The school retained its No. 6 spot among public film schools nationwide.
The annual publication, which was released on Oct. 20, offers “insights into the schools that shape the future of the film industry for prospective film students, parents and industry professionals.” The rankings are determined based on several factors, including class size, student body diversity, scholarships, networking opportunities, and faculty and alumni success.
The UArizona School of Theatre, Film & Television had several significant achievements in the past year.
Associate professor Jacob Bricca and Lisa Molomot, an adjunct instructor in the James E. Rogers College of Law, won a 2023 Peabody Award for their acclaimed and timely documentary “Missing in Brooks County,” about the fate of migrants crossing rural Texas.
The school marked the 25th anniversary of Matthew Shepard’s death with a screening of documentary filmmaker and professor Beverly Seckinger‘s film “Laramie Inside Out,” as well as a new Arizona Repertory Theatre production of the Tectonic Theater Project’s play “The Laramie Project,” for which Matthew Shepard’s parents were in attendance. Emmy-nominated writer and actor Greg Pierotti, an assistant professor in the school, directed the play he originally co-wrote and performed.
Professor and filmmaker Lisanne Skyler, an alumna of the Sundance, Venice, New York and San Francisco film festivals, runs the school’s Internship and Early Career Program like a professional talent agency with faculty and alumni providing personalized career guidance and placement to students and emerging alumni, and recruiting partnerships with Paramount, Disney, NBCUniversal, The Gersh Agency, United Talent Agency and Disney. This year through the school’s partnership with the Disney Apprenticeship Program, 2022 school graduates Desirée Bourret, Sebastián Leyva and Anthony Romero were placed into entry-level positions at ABC News Studios, with a competitive starting salary and relocation costs.

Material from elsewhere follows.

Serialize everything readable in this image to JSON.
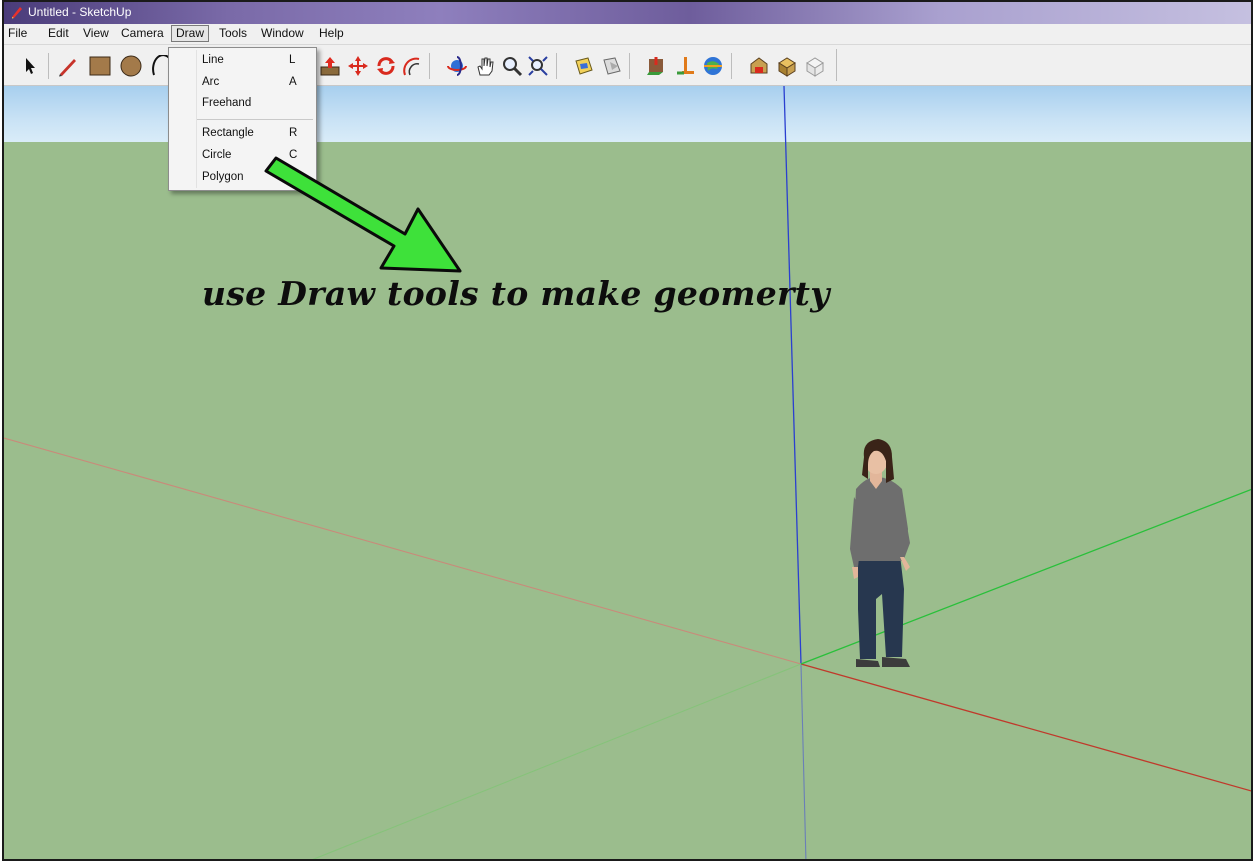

School alumni are equal parts high achievers and dedicated mentors, sharing job leads, visiting classes, jurying student films and offering internships. Recent class speakers include FX’s Director of ProductionSean Florchak, “Mulholland Drive” film producer Neal Edelstein and six-time Peabody Award winner and eight time-Emmy nominated director Paul Pennolino. A 2023 Primetime Emmy nominee for Outstanding Directing in a Variety Series, Pennolino frequently shares with UArizona students insights from a career spanning 10 seasons of HBO’s “Last Week Tonight With John Oliver,” TBS’s“Full Frontal With Samantha Bee,” National Geographic’s “Explorer” and Apple TV Plus’s “The Problem With Jon Stewart.”
With full sponsorship from the school’s Hanson FilmTV Institute, 10 students traveled to theSundance Film Festival in January, where they worked as festival volunteers and met with industry professionals, gaining connections and behind-the-scenes knowledge.

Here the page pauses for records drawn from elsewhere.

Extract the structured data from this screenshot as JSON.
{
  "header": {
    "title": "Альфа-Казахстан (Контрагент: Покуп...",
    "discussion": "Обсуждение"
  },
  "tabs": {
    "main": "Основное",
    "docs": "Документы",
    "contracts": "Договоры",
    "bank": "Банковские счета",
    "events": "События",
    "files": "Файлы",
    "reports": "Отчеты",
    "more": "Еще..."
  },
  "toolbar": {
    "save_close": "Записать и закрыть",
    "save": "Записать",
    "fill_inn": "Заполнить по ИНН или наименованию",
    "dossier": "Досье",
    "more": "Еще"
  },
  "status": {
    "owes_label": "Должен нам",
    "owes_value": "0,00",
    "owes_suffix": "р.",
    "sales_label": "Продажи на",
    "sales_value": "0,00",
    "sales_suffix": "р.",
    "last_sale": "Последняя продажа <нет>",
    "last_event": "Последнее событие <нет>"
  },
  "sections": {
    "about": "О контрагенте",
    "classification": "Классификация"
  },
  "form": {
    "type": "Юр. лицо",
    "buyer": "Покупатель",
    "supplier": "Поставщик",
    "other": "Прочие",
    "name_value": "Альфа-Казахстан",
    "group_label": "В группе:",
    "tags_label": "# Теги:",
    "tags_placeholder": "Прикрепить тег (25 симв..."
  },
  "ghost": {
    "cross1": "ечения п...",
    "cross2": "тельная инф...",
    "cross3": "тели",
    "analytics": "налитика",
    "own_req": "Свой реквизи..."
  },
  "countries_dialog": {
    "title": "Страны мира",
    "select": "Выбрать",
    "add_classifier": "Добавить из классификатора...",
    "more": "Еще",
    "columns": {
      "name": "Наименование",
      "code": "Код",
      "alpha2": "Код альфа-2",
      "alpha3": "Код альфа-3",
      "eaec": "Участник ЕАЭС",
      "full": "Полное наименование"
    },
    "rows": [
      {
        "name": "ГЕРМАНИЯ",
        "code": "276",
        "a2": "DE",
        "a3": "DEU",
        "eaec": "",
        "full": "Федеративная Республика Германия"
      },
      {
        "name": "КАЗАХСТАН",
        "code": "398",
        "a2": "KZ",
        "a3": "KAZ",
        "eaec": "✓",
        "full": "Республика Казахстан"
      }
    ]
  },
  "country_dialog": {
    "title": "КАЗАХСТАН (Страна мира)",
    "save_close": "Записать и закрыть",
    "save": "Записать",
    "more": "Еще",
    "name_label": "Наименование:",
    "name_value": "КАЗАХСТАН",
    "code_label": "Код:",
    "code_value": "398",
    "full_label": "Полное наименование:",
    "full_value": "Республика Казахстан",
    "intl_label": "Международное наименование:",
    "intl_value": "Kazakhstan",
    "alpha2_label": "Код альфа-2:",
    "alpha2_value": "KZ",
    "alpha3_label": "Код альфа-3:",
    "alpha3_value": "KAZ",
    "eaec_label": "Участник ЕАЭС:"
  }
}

The school also brought student filmmakers to SXSW to present their festival-lauded films as part of an interdisciplinary program.

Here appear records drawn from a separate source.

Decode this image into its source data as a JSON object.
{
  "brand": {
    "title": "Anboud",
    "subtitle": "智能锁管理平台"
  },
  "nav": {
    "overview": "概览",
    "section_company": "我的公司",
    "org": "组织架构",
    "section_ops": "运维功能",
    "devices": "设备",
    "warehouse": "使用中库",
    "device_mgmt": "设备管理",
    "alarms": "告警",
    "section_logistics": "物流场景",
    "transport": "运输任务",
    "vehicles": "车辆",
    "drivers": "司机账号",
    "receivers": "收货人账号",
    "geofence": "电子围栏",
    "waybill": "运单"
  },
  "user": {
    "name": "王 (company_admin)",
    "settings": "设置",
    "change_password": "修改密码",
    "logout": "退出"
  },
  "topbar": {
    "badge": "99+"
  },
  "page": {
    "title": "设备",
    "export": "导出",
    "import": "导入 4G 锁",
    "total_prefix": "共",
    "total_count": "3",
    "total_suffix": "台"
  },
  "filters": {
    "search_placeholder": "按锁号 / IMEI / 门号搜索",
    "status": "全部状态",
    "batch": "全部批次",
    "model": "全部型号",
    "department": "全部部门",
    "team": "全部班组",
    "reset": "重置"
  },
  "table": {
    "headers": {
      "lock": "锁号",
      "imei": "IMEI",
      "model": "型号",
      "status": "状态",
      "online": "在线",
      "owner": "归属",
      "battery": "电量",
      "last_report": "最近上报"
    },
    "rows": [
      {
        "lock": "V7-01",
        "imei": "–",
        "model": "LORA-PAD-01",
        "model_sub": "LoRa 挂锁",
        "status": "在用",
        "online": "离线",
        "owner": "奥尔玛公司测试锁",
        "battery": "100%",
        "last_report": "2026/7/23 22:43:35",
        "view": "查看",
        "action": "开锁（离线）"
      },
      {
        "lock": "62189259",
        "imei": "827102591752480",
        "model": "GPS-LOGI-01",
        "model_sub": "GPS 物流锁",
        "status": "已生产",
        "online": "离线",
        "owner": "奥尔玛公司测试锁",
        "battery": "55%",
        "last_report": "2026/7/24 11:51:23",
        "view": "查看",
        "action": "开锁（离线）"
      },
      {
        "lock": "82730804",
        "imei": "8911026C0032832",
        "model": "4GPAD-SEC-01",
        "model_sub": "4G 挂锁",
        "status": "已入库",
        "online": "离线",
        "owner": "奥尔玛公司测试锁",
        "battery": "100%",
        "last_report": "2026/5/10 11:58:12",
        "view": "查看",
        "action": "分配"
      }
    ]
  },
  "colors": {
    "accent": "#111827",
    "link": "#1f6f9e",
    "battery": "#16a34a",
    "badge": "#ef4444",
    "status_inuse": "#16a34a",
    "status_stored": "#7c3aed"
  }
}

Students collected awards and nominations for their work in front of and behind the camera at the 2023 National Academy of Television Arts & Sciences Student Production Awards. Marking a first-time acting win for UArizona, senior Babacar Ba collected the award for Outstanding College Talent Performer for his starring role in Ryan Ramsey’s senior thesis film “Deserted.” The school also was represented in the category of College Fiction Short Form – Rene Marcelle and Fiona Paskoff earned a nomination for their dark comedy “Opening Night.”
Film students again made waves on the global film festival circuit. “At 7,” Tatum Sailors‘ heartwarming short documentary, which tracks the life of a 7 year-old boy living with Type 1 diabetes, has been selected for six festivals, including San Diego Comic Con, the Los Angeles International Children’s Film Festival and the Academy Award-qualifying Chicago International Children’s Film Festival. “It’s A Worm’s World,” Jason Lee’s and Kaleigh Brown‘s film about the vital role of the humble earthworm, has drawn attention at festivals from Texas to California to Australia.